The matchup inside between Elizabeth Williams and Stefanie Dolson will be fun to watch. The overall rebounding battle between two teams that go to the glass at every position on the court should be intense. The possession battle will be fascinating (Connecticut rolled to a 36-point win last season, but it's at least worth noting that it turned over the ball 20 times in the process, something that's easier to ignore when Maya Moore is hitting 11 of 17 shots). But if not quite as prominent as any of those factors, the 3-point line could be important to the Blue Devils. They aren't a prolific team from the arc, but Tricia Liston and Chelsea Gray are efficient long-distance shooters. The only two teams that had much success in that regard against the Huskies this season were Villanova and South Florida, which -- for different reasons (system for the Wildcats and personnel for the Bulls) -- are difficult to imitate.
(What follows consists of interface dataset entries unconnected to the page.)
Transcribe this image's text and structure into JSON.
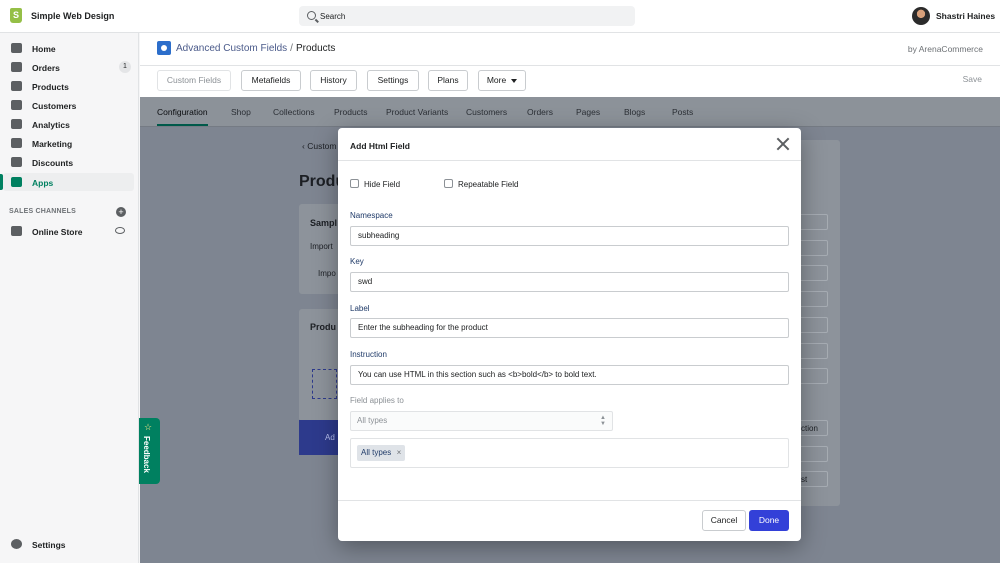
{
  "topbar": {
    "store_name": "Simple Web Design",
    "search_placeholder": "Search",
    "user_name": "Shastri Haines"
  },
  "sidebar": {
    "items": [
      {
        "label": "Home",
        "icon": "home-icon"
      },
      {
        "label": "Orders",
        "icon": "orders-icon",
        "badge": "1"
      },
      {
        "label": "Products",
        "icon": "tag-icon"
      },
      {
        "label": "Customers",
        "icon": "person-icon"
      },
      {
        "label": "Analytics",
        "icon": "bar-chart-icon"
      },
      {
        "label": "Marketing",
        "icon": "megaphone-icon"
      },
      {
        "label": "Discounts",
        "icon": "discount-icon"
      },
      {
        "label": "Apps",
        "icon": "apps-icon",
        "active": true
      }
    ],
    "sales_channels_heading": "SALES CHANNELS",
    "online_store": "Online Store",
    "settings": "Settings"
  },
  "app_header": {
    "breadcrumb_app": "Advanced Custom Fields",
    "breadcrumb_sep": "/",
    "breadcrumb_current": "Products",
    "byline": "by ArenaCommerce",
    "toolbar": {
      "custom_fields": "Custom Fields",
      "metafields": "Metafields",
      "history": "History",
      "settings": "Settings",
      "plans": "Plans",
      "more": "More",
      "save": "Save"
    }
  },
  "tabs": [
    "Configuration",
    "Shop",
    "Collections",
    "Products",
    "Product Variants",
    "Customers",
    "Orders",
    "Pages",
    "Blogs",
    "Posts"
  ],
  "background": {
    "back_link": "Custom",
    "title": "Produ",
    "card1_title": "Sampl",
    "card1_text": "Import",
    "card1_button": "Impo",
    "card2_title": "Produ",
    "blue_bar_text": "Ad",
    "right_text_1": "ction",
    "right_text_2": "st"
  },
  "feedback": "Feedback",
  "modal": {
    "title": "Add Html Field",
    "hide_field": "Hide Field",
    "repeatable_field": "Repeatable Field",
    "namespace_label": "Namespace",
    "namespace_value": "subheading",
    "key_label": "Key",
    "key_value": "swd",
    "label_label": "Label",
    "label_value": "Enter the subheading for the product",
    "instruction_label": "Instruction",
    "instruction_value": "You can use HTML in this section such as <b>bold</b> to bold text.",
    "applies_label": "Field applies to",
    "select_placeholder": "All types",
    "tag": "All types",
    "tag_remove": "×",
    "cancel": "Cancel",
    "done": "Done"
  },
  "colors": {
    "primary": "#3340d8",
    "shopify_green": "#008060",
    "overlay": "#7e8591"
  }
}
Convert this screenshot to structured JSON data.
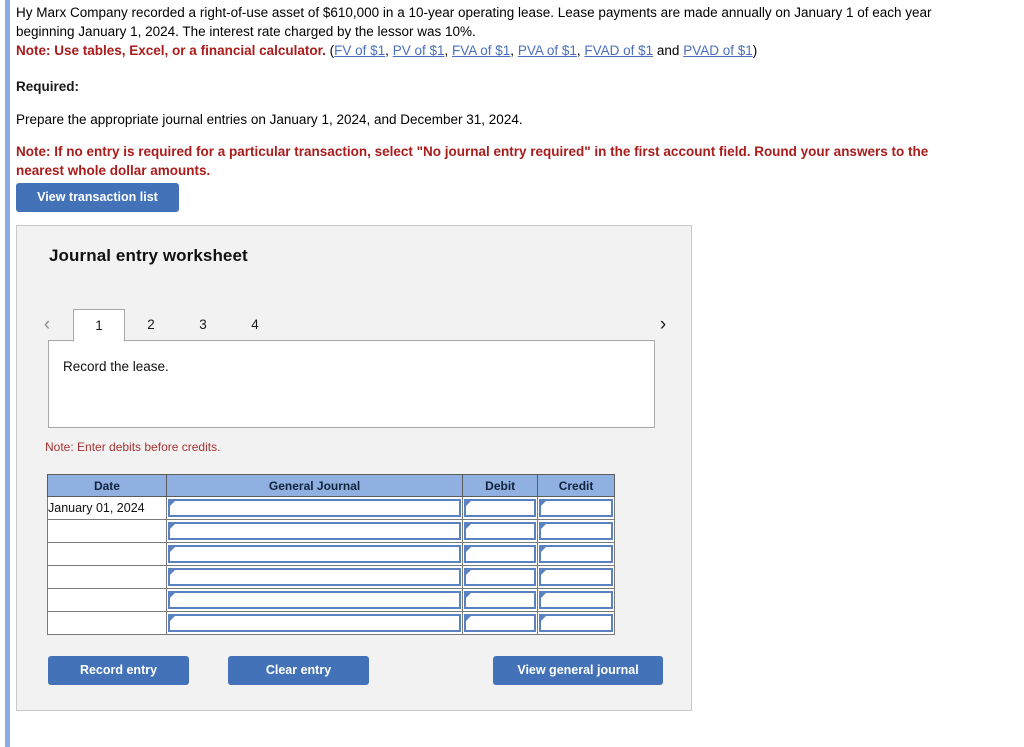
{
  "problem": {
    "line1": "Hy Marx Company recorded a right-of-use asset of $610,000 in a 10-year operating lease. Lease payments are made annually on January 1 of each year beginning January 1, 2024. The interest rate charged by the lessor was 10%.",
    "note_label": "Note: Use tables, Excel, or a financial calculator.",
    "links_open": "(",
    "links": [
      {
        "text": "FV of $1",
        "sep": ", "
      },
      {
        "text": "PV of $1",
        "sep": ", "
      },
      {
        "text": "FVA of $1",
        "sep": ", "
      },
      {
        "text": "PVA of $1",
        "sep": ", "
      },
      {
        "text": "FVAD of $1",
        "sep": " and "
      },
      {
        "text": "PVAD of $1",
        "sep": ""
      }
    ],
    "links_close": ")"
  },
  "required": {
    "heading": "Required:",
    "instruction": "Prepare the appropriate journal entries on January 1, 2024, and December 31, 2024.",
    "note": "Note: If no entry is required for a particular transaction, select \"No journal entry required\" in the first account field. Round your answers to the nearest whole dollar amounts."
  },
  "toolbar": {
    "view_transaction_list_label": "View transaction list"
  },
  "worksheet": {
    "title": "Journal entry worksheet",
    "tabs": [
      {
        "label": "1",
        "active": true
      },
      {
        "label": "2",
        "active": false
      },
      {
        "label": "3",
        "active": false
      },
      {
        "label": "4",
        "active": false
      }
    ],
    "prev_arrow": "‹",
    "next_arrow": "›",
    "description": "Record the lease.",
    "debit_note": "Note: Enter debits before credits.",
    "table": {
      "headers": [
        "Date",
        "General Journal",
        "Debit",
        "Credit"
      ],
      "rows": [
        {
          "date": "January 01, 2024",
          "general_journal": "",
          "debit": "",
          "credit": ""
        },
        {
          "date": "",
          "general_journal": "",
          "debit": "",
          "credit": ""
        },
        {
          "date": "",
          "general_journal": "",
          "debit": "",
          "credit": ""
        },
        {
          "date": "",
          "general_journal": "",
          "debit": "",
          "credit": ""
        },
        {
          "date": "",
          "general_journal": "",
          "debit": "",
          "credit": ""
        },
        {
          "date": "",
          "general_journal": "",
          "debit": "",
          "credit": ""
        }
      ]
    },
    "buttons": {
      "record_entry": "Record entry",
      "clear_entry": "Clear entry",
      "view_general_journal": "View general journal"
    }
  },
  "colors": {
    "accent_blue": "#4472b8",
    "note_red": "#aa1b1b",
    "link_blue": "#4a6fc0",
    "table_header_blue": "#8fb0e0",
    "left_bar": "#8ca9e8"
  }
}
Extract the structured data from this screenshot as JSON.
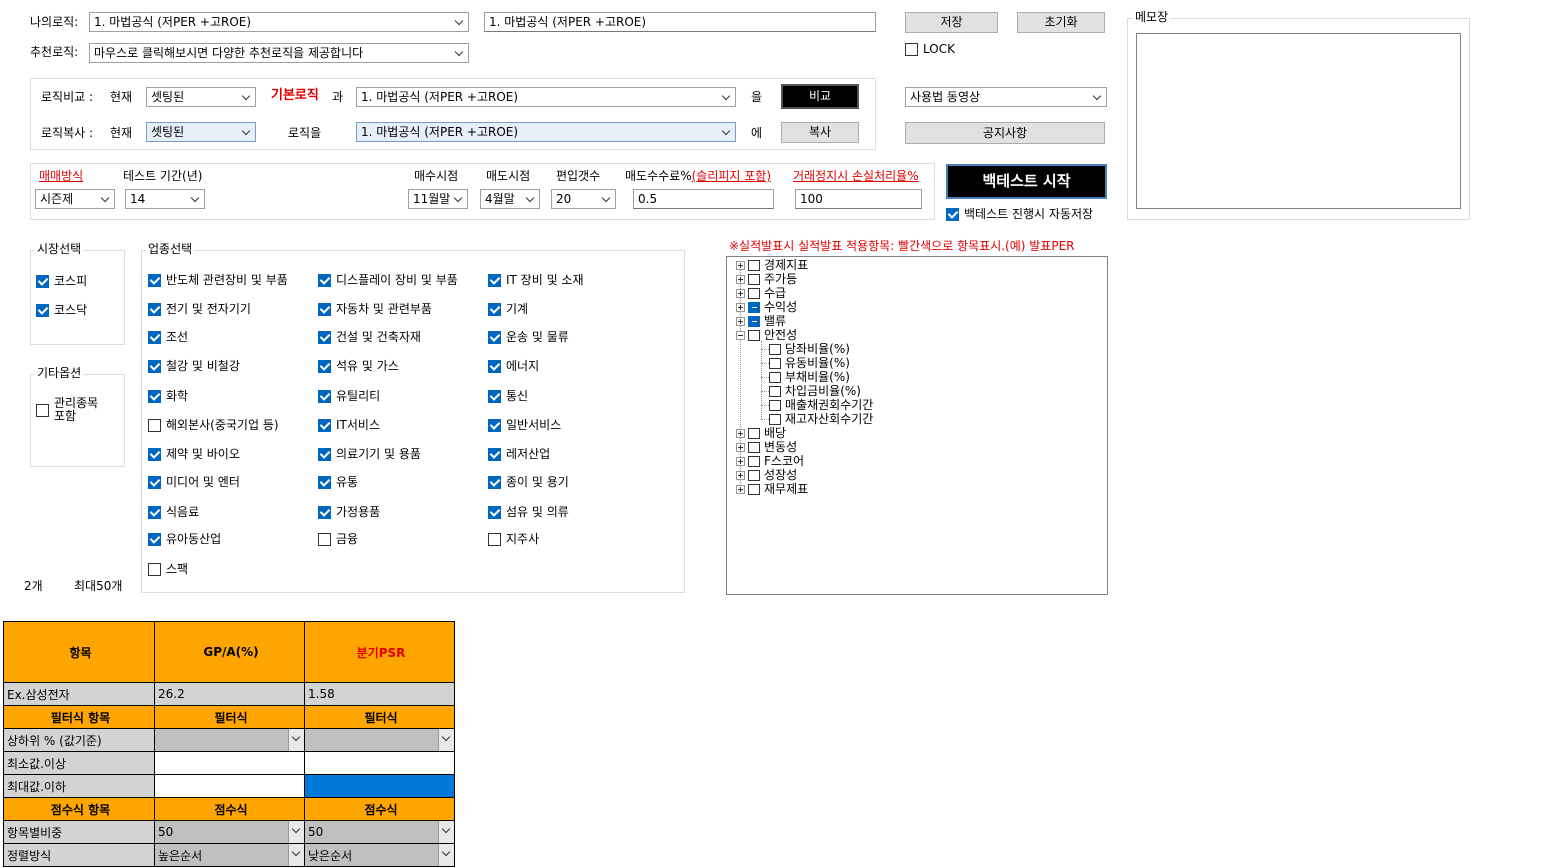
{
  "top": {
    "my_logic_label": "나의로직:",
    "my_logic_value": "1. 마법공식 (저PER +고ROE)",
    "my_logic_text": "1. 마법공식 (저PER +고ROE)",
    "recommend_label": "추천로직:",
    "recommend_value": "마우스로 클릭해보시면 다양한 추천로직을 제공합니다",
    "save_label": "저장",
    "reset_label": "초기화",
    "lock_label": "LOCK",
    "memo_label": "메모장"
  },
  "compare": {
    "row1_label": "로직비교 :",
    "current_label": "현재",
    "current_value": "셋팅된",
    "basic_logic": "기본로직",
    "and_label": "과",
    "target_value": "1. 마법공식 (저PER +고ROE)",
    "eul_label": "을",
    "compare_button": "비교",
    "row2_label": "로직복사 :",
    "current2_value": "셋팅된",
    "logic_eul": "로직을",
    "copy_target": "1. 마법공식 (저PER +고ROE)",
    "e_label": "에",
    "copy_button": "복사",
    "video_select": "사용법 동영상",
    "notice_button": "공지사항"
  },
  "params": {
    "trade_method_label": "매매방식",
    "trade_method_value": "시즌제",
    "test_period_label": "테스트 기간(년)",
    "test_period_value": "14",
    "buy_point_label": "매수시점",
    "buy_point_value": "11월말",
    "sell_point_label": "매도시점",
    "sell_point_value": "4월말",
    "count_label": "편입갯수",
    "count_value": "20",
    "fee_label": "매도수수료%",
    "fee_link": "(슬리피지 포함)",
    "fee_value": "0.5",
    "halt_label": "거래정지시 손실처리율%",
    "halt_value": "100",
    "start_button": "백테스트 시작",
    "autosave_label": "백테스트 진행시 자동저장"
  },
  "market": {
    "title": "시장선택",
    "items": [
      {
        "label": "코스피",
        "checked": true
      },
      {
        "label": "코스닥",
        "checked": true
      }
    ]
  },
  "other": {
    "title": "기타옵션",
    "manage_label": "관리종목 포함"
  },
  "count_text": "2개",
  "max_text": "최대50개",
  "industry": {
    "title": "업종선택",
    "items": [
      {
        "label": "반도체 관련장비 및 부품",
        "checked": true
      },
      {
        "label": "디스플레이 장비 및 부품",
        "checked": true
      },
      {
        "label": "IT 장비 및 소재",
        "checked": true
      },
      {
        "label": "전기 및 전자기기",
        "checked": true
      },
      {
        "label": "자동차 및 관련부품",
        "checked": true
      },
      {
        "label": "기계",
        "checked": true
      },
      {
        "label": "조선",
        "checked": true
      },
      {
        "label": "건설 및 건축자재",
        "checked": true
      },
      {
        "label": "운송 및 물류",
        "checked": true
      },
      {
        "label": "철강 및 비철강",
        "checked": true
      },
      {
        "label": "석유 및 가스",
        "checked": true
      },
      {
        "label": "에너지",
        "checked": true
      },
      {
        "label": "화학",
        "checked": true
      },
      {
        "label": "유틸리티",
        "checked": true
      },
      {
        "label": "통신",
        "checked": true
      },
      {
        "label": "해외본사(중국기업 등)",
        "checked": false
      },
      {
        "label": "IT서비스",
        "checked": true
      },
      {
        "label": "일반서비스",
        "checked": true
      },
      {
        "label": "제약 및 바이오",
        "checked": true
      },
      {
        "label": "의료기기 및 용품",
        "checked": true
      },
      {
        "label": "레저산업",
        "checked": true
      },
      {
        "label": "미디어 및 엔터",
        "checked": true
      },
      {
        "label": "유통",
        "checked": true
      },
      {
        "label": "종이 및 용기",
        "checked": true
      },
      {
        "label": "식음료",
        "checked": true
      },
      {
        "label": "가정용품",
        "checked": true
      },
      {
        "label": "섬유 및 의류",
        "checked": true
      },
      {
        "label": "유아동산업",
        "checked": true
      },
      {
        "label": "금융",
        "checked": false
      },
      {
        "label": "지주사",
        "checked": false
      },
      {
        "label": "스팩",
        "checked": false
      }
    ]
  },
  "tree": {
    "note": "※실적발표시 실적발표 적용항목: 빨간색으로 항목표시.(예) 발표PER",
    "nodes": [
      {
        "label": "경제지표",
        "level": 0,
        "expander": "plus",
        "checked": false
      },
      {
        "label": "주가등",
        "level": 0,
        "expander": "plus",
        "checked": false
      },
      {
        "label": "수급",
        "level": 0,
        "expander": "plus",
        "checked": false
      },
      {
        "label": "수익성",
        "level": 0,
        "expander": "plus",
        "checked": true
      },
      {
        "label": "밸류",
        "level": 0,
        "expander": "plus",
        "checked": true
      },
      {
        "label": "안전성",
        "level": 0,
        "expander": "minus",
        "checked": false
      },
      {
        "label": "당좌비율(%)",
        "level": 1,
        "expander": "",
        "checked": false
      },
      {
        "label": "유동비율(%)",
        "level": 1,
        "expander": "",
        "checked": false
      },
      {
        "label": "부채비율(%)",
        "level": 1,
        "expander": "",
        "checked": false
      },
      {
        "label": "차입금비율(%)",
        "level": 1,
        "expander": "",
        "checked": false
      },
      {
        "label": "매출채권회수기간",
        "level": 1,
        "expander": "",
        "checked": false
      },
      {
        "label": "재고자산회수기간",
        "level": 1,
        "expander": "",
        "checked": false
      },
      {
        "label": "배당",
        "level": 0,
        "expander": "plus",
        "checked": false
      },
      {
        "label": "변동성",
        "level": 0,
        "expander": "plus",
        "checked": false
      },
      {
        "label": "F스코어",
        "level": 0,
        "expander": "plus",
        "checked": false
      },
      {
        "label": "성장성",
        "level": 0,
        "expander": "plus",
        "checked": false
      },
      {
        "label": "재무제표",
        "level": 0,
        "expander": "plus",
        "checked": false
      }
    ]
  },
  "grid": {
    "h_item": "항목",
    "h_col1": "GP/A(%)",
    "h_col2": "분기PSR",
    "ex_label": "Ex.삼성전자",
    "ex_col1": "26.2",
    "ex_col2": "1.58",
    "filter_item": "필터식 항목",
    "filter_col": "필터식",
    "rank_label": "상하위 % (값기준)",
    "min_label": "최소값.이상",
    "max_label": "최대값.이하",
    "score_item": "점수식 항목",
    "score_col": "점수식",
    "weight_label": "항목별비중",
    "weight_col1": "50",
    "weight_col2": "50",
    "sort_label": "정렬방식",
    "sort_col1": "높은순서",
    "sort_col2": "낮은순서"
  }
}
Baylor and Notre Dame beat Connecticut at home without getting much from the 3-point line.
Maybe Duke can do the same, but don't bet on it.
South Dakota State at Oakland (Monday): Currently alone in first place in the Summit League, South Dakota State visits third-place Oakland on Monday and hosts second-place Oral Roberts a week later. For a team that managed just 22 points in a loss earlier this season, South Dakota State has hit a vein of scoring. With Jennie Sunnarborg averaging 19.2 points per game against Summit League competition, the Jackrabbits are second in the conference in scoring at 72.8 points per game, compared with 52.8 out of conference.
Notre Dame at Rutgers (Tuesday): Notre Dame's 71-56 victory at St. John's marked the first time this season that the Fighting Irish failed to beat an unranked opponent by at least 20 points. But playing a ranked Rutgers team on the road might be the biggest hurdle remaining before a rematch against Connecticut at the end of the regular season. The Fighting Irish hold a 16-11 series edge on the Scarlet Knights, but they are just 4-9 in Piscataway, N.J. (granted, one of the four was a 75-63 win with Skylar Diggins, Natalie Novosel and Brittany Mallory in 2010). It will be shame if Khadijah Rushdan is unavailable for Rutgers after suffering a head injury in Sunday's loss at Georgetown.
Oklahoma at Kansas (Tuesday): It was always going to be a race for second in the Big 12 this season, but it wasn't necessarily obvious that this would be a key game in that race. Tied with Oklahoma and Kansas State for second at 5-3, Kansas plays its next four games against Oklahoma and Texas at home and Texas A&M and Kansas State on the road, a 13-day stretch that will reveal something about the team's staying power. The Jayhawks last beat the Sooners in the 1998-99 season, with that result followed by 14 consecutive defeats.
Texas A&M at Texas Tech (Wednesday): Seven Big 12 teams are piled up somewhere between 5-3 and 3-5 behind undefeated Baylor, and this doesn't look like a conference that's going to get eight bids to the NCAA tournament. The Lady Raiders finally snapped the five-game losing streak that followed a 14-0 start with a 75-71 victory against Texas on Saturday, and they did it without leading scorer Kierra Mallard. A 6-4 record the rest of the way would mean .500 in the conference, but Wednesday's game is one of just five at home and Mallard's availability remains uncertain.
Nebraska at Purdue (Thursday): This already shaped up as a fascinating contrast between the Big Ten's third-best scoring team and its stingiest defense, but Purdue's loss against Iowa on Saturday and Ohio State's somewhat stunning loss against Minnesota on Sunday combine to make it a huge game in the championship race. It's the only meeting this season between the two teams, and the Cornhuskers could emerge tied for first with four of their final six games at home, including a season-ender against Ohio State.